Ken Petersen and I visited Grant Ranch starting at about 9 am hoping for the Vermilion Flycatcher. We didnít see any other obvious birders per se, but we ran into a group of perhaps twenty photographers looking for the bird. We stayed for about two and a half hours with no luck. One person there said theyíd seen if very briefly at 7:30 am at the tops of the oak trees at the T-intersection with the Hotel Trail below the ranch house. (BTW, Iíve seen several reports about the bird favoring a location near a water trough. There are two such troughs somewhat close together, so perhaps future reports mentioning the trough could distinguish which one.)

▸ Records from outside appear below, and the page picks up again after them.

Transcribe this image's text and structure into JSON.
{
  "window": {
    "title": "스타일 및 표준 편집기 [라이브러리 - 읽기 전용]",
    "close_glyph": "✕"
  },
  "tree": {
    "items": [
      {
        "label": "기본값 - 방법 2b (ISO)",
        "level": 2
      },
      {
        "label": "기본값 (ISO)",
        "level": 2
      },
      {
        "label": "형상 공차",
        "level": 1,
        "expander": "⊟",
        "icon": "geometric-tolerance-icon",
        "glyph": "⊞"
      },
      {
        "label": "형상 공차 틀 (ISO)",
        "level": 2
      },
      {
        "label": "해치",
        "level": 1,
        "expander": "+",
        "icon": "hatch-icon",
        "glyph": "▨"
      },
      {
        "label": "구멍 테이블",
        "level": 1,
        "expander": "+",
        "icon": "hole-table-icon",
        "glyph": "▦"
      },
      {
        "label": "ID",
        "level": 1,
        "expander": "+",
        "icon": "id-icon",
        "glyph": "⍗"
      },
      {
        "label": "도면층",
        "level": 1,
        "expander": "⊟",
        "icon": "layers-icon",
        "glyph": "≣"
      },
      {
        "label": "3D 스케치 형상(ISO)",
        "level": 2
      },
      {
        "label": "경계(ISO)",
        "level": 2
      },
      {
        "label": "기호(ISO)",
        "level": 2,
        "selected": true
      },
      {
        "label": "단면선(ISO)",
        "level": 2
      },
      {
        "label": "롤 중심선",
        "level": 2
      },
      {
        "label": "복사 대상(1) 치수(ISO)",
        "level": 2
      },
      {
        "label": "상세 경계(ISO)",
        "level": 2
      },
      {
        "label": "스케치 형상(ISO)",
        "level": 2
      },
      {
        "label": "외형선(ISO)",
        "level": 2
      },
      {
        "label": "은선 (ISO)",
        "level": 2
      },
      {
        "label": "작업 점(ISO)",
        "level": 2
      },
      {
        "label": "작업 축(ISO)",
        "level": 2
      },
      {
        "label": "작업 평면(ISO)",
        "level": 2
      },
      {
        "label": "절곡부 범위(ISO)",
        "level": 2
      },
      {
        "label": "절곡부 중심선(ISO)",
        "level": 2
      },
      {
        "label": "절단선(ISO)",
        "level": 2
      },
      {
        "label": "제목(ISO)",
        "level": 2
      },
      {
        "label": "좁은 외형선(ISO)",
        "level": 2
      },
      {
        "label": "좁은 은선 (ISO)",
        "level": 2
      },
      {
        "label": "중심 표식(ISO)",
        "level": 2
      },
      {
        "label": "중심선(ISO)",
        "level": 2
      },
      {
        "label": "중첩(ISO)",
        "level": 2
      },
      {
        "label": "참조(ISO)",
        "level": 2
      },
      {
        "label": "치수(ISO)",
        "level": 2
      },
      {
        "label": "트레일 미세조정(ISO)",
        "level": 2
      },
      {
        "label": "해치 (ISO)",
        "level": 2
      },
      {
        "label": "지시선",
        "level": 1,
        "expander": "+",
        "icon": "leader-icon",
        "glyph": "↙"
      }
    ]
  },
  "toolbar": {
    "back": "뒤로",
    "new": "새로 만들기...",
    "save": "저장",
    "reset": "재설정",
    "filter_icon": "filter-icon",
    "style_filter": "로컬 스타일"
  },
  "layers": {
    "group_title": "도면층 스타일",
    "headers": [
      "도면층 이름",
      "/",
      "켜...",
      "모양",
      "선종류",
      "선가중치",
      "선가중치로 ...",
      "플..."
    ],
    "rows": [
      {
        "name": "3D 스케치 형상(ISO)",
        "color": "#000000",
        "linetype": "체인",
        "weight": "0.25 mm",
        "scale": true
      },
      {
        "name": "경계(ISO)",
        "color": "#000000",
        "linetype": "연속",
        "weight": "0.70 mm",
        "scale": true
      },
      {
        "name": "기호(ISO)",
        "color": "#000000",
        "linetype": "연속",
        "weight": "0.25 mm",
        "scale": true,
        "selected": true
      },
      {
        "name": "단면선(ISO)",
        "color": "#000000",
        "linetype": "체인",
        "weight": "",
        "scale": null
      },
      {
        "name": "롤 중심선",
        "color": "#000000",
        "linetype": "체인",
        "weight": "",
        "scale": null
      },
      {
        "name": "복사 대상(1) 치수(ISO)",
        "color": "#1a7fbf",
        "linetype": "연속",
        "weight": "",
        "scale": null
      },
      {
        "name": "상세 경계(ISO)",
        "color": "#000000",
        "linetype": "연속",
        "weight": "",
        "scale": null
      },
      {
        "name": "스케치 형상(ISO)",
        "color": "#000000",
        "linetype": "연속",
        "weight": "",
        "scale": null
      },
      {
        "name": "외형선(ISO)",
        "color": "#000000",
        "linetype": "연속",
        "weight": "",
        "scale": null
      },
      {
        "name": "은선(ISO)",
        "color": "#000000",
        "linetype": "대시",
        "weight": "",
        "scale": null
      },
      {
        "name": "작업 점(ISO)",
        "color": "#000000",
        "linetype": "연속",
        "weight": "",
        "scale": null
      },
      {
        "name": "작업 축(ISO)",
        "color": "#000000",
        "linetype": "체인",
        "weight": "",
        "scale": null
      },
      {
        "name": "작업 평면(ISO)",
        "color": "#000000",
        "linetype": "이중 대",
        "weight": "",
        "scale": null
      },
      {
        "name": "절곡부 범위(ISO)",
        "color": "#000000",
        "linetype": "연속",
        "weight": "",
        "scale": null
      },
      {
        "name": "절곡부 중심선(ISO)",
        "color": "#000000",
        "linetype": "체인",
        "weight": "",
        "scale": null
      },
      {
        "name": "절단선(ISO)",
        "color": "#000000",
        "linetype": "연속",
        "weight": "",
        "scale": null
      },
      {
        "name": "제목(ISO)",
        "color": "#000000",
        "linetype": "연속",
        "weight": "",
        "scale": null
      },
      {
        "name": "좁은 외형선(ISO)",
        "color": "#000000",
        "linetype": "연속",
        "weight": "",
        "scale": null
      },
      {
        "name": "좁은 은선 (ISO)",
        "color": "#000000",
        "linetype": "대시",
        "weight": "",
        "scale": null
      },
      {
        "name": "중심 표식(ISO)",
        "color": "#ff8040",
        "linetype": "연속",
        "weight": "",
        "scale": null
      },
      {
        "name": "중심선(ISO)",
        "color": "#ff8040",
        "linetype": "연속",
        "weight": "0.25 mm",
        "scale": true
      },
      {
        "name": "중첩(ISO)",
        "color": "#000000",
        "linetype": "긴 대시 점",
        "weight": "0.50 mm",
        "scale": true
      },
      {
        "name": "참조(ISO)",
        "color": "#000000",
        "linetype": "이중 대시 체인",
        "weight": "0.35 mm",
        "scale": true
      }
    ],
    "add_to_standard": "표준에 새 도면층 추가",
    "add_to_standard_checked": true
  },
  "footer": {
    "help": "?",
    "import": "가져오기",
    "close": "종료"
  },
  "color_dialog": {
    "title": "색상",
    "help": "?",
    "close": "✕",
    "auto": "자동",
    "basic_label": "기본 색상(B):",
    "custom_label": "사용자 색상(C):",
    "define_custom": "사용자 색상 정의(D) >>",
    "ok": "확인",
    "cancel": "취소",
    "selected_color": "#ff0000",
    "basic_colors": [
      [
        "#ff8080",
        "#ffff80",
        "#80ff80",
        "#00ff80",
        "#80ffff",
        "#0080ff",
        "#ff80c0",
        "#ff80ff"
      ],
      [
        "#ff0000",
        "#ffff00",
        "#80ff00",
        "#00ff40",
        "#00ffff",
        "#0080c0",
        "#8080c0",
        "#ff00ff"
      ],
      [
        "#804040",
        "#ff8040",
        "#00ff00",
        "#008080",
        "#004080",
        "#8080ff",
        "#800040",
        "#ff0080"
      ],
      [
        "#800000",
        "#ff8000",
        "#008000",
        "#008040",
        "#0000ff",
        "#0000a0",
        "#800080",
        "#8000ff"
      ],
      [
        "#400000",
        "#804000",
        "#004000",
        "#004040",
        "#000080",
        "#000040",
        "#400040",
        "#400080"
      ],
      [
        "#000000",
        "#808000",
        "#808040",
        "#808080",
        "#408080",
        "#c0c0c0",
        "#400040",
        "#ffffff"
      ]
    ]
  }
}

The only highlight of the trip was my FOS male BULLOCKíS ORIOLE in the oak trees over the ranch house (which is still blocked off, but the rose garden is open).
I headed up to Smith Creek (which was fairly quiet with lots of jays but no spring arrivals that I detected). Nonetheless, a gorgeous hike along the creek.
I came back to look for the VEFL again around 1:30 pm and staked out the usual oak trees. After twenty minutes or so I heard the VERMILION FLYCATCHER call some ways toward the parking lot along the trail with the bridge (it looks like the trail is called Grant Trail on the parkís map). After spending a few minutes with it, it flew off towards the open areas near the Stockmanís parking area.
So the moral of this too-long write-up is to know your target birdís vocalizations if youíre able to hear them. I would have missed the bird otherwise.
Lastly, a sign at the entrance says all Santa Clara County park entrance fees are resuming April 5th.
We were there from 10:30 to 2:30 starting around the north end of the park and then south to the Hotel Trail. We were at the oak trees from 1:30 to 2:30, did not see you or the Vermilion Flycatcher at the oaks or at the water trough....disappointing. Tree Swallows nesting in the nest box at the trough along the Hotel Trail.
Note: The online map does not show the Hotel Trail.
Note: $6 park-use fee goes back into effect on April 5th.
Note: 4 and 1/2 hours of hiking over 3.7 miles.
Mike and Ron Correll-Feichtner